    Consumer subsidies (subsidized fuel prices), that is, not producer subsidies.

    OK, what they actually agreed upon was "the need" to remove fuel-price subsidies. Eventually.

    According to a report by Agence France-Presse, the five nations announced in a joint statement:

    "We recognize that, moving forward, phased and gradual withdrawal of price subsidies for conventional energies is desirable. Undistorted and market-based energy pricing" would help "enhance energy efficiency and increase investment in alternative sources of energy." They said that subsidies "should be replaced wherever possible by better targeted policies for intended beneficiaries. Such a move "could also lead to reduction in the government cost and greater integration of the domestic and global energy economies."

  • Once in place, the RFS will be nigh impossible to eliminate

    Several posts during the past week, and countless ones elsewhere, have asked people to support the Energy Bill making its way through Congress. Some people have no problem with one of its major provisions, which calls for substantially expanding the Renewable Fuels Standard (RFS) -- the regulation that requires minimum amounts of ethanol, biodiesel, or other biofuels to be incorporated into the volume of transport fuels used each year. Indeed, some would even welcome the prospect.

    Many others do not like the idea, but seem to feel that it is a price worth paying in order to preserve solar investment tax credits as well as production tax credits for large-scale renewable projects. (A national Renewable Electricity Standard has already been dropped from the bill.) Some of those people then argue, in effect, we can always go back and repeal the RFS next year.

    Next joke.

  • Guess which type of energy comes in last in a recent poll

    GlobeScan, a self-styled "global public opinion and stakeholder research" organization based in Toronto, has just published the results of a survey of 1,000 climate "decision-makers and influencers" from across 105 countries, conducted in the two weeks leading up to the Bali Climate Conference (Nov. 22-Dec. 5, 2007).

    According to the firm's website:
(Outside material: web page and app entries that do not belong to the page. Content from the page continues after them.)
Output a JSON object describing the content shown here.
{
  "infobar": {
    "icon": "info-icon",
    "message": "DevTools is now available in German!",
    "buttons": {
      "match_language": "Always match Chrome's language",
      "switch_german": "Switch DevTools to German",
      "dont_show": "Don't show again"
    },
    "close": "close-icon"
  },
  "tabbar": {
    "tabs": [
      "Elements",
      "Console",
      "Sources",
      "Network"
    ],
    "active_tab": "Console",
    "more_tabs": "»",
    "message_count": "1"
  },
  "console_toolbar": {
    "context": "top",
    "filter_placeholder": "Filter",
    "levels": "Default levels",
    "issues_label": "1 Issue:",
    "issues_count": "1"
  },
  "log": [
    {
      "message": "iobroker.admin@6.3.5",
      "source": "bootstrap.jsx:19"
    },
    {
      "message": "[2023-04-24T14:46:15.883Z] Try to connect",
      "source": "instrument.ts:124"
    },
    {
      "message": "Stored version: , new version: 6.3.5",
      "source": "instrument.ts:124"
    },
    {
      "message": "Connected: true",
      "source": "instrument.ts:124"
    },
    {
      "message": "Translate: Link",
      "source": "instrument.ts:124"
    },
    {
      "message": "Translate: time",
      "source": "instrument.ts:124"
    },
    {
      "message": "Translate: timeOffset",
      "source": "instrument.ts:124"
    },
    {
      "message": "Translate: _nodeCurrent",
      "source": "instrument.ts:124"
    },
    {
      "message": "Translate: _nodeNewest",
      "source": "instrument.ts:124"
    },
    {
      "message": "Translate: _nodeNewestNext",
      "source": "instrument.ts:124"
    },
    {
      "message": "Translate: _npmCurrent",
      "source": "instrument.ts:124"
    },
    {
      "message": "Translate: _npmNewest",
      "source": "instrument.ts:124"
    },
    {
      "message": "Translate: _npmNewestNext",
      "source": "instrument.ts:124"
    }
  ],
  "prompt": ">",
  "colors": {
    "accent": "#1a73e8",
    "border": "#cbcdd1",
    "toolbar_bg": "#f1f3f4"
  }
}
    Unlike public opinion polls, this survey focuses on the views of professionals in position to make or influence large decisions in their organizations and society. This focus, together with the survey's large global sample and good balance of respondents across all geographies and sectors, makes this survey unique.

    A bar chart showing the results in graphic form is found below the fold.